• The task:
Reproduce this listing in full.

• Supplied data:
-.-.-
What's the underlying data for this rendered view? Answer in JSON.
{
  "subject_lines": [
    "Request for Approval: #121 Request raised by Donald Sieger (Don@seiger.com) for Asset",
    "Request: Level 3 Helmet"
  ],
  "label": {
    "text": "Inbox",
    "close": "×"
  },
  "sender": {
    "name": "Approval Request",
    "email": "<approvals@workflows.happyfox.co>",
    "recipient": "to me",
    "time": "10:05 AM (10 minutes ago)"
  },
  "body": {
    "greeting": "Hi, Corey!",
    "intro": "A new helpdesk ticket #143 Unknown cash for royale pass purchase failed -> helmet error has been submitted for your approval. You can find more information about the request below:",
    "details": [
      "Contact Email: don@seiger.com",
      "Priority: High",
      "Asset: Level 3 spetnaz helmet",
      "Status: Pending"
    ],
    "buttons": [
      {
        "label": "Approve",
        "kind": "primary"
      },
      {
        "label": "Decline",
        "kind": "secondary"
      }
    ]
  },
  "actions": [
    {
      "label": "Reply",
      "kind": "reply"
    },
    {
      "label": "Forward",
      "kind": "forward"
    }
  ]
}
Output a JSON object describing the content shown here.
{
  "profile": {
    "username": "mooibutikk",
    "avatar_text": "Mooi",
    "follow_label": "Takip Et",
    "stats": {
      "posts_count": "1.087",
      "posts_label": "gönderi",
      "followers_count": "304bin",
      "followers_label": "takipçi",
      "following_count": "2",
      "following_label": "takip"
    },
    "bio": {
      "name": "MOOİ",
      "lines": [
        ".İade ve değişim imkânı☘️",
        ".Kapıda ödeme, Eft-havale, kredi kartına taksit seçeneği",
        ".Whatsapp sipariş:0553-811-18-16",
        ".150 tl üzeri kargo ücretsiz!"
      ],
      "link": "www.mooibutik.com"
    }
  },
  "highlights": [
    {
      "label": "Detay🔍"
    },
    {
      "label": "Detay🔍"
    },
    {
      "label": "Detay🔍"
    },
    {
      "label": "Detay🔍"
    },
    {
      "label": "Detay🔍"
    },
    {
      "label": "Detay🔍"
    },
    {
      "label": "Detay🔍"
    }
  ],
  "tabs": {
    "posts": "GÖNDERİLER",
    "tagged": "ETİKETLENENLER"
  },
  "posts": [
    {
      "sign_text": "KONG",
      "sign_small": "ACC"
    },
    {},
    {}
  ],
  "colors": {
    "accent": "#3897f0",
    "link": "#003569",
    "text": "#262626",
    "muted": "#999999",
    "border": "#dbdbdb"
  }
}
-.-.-
• Task answer:
What's the underlying data for this rendered view? Answer in JSON.
{
  "subject_lines": [
    "Request for Approval: #121 Request raised by Donald Sieger (Don@seiger.com) for Asset",
    "Request: Level 3 Helmet"
  ],
  "label": {
    "text": "Inbox",
    "close": "×"
  },
  "sender": {
    "name": "Approval Request",
    "email": "<approvals@workflows.happyfox.co>",
    "recipient": "to me",
    "time": "10:05 AM (10 minutes ago)"
  },
  "body": {
    "greeting": "Hi, Corey!",
    "intro": "A new helpdesk ticket #143 Unknown cash for royale pass purchase failed -> helmet error has been submitted for your approval. You can find more information about the request below:",
    "details": [
      "Contact Email: don@seiger.com",
      "Priority: High",
      "Asset: Level 3 spetnaz helmet",
      "Status: Pending"
    ],
    "buttons": [
      {
        "label": "Approve",
        "kind": "primary"
      },
      {
        "label": "Decline",
        "kind": "secondary"
      }
    ]
  },
  "actions": [
    {
      "label": "Reply",
      "kind": "reply"
    },
    {
      "label": "Forward",
      "kind": "forward"
    }
  ]
}
Output a JSON object describing the content shown here.
{
  "profile": {
    "username": "mooibutikk",
    "avatar_text": "Mooi",
    "follow_label": "Takip Et",
    "stats": {
      "posts_count": "1.087",
      "posts_label": "gönderi",
      "followers_count": "304bin",
      "followers_label": "takipçi",
      "following_count": "2",
      "following_label": "takip"
    },
    "bio": {
      "name": "MOOİ",
      "lines": [
        ".İade ve değişim imkânı☘️",
        ".Kapıda ödeme, Eft-havale, kredi kartına taksit seçeneği",
        ".Whatsapp sipariş:0553-811-18-16",
        ".150 tl üzeri kargo ücretsiz!"
      ],
      "link": "www.mooibutik.com"
    }
  },
  "highlights": [
    {
      "label": "Detay🔍"
    },
    {
      "label": "Detay🔍"
    },
    {
      "label": "Detay🔍"
    },
    {
      "label": "Detay🔍"
    },
    {
      "label": "Detay🔍"
    },
    {
      "label": "Detay🔍"
    },
    {
      "label": "Detay🔍"
    }
  ],
  "tabs": {
    "posts": "GÖNDERİLER",
    "tagged": "ETİKETLENENLER"
  },
  "posts": [
    {
      "sign_text": "KONG",
      "sign_small": "ACC"
    },
    {},
    {}
  ],
  "colors": {
    "accent": "#3897f0",
    "link": "#003569",
    "text": "#262626",
    "muted": "#999999",
    "border": "#dbdbdb"
  }
}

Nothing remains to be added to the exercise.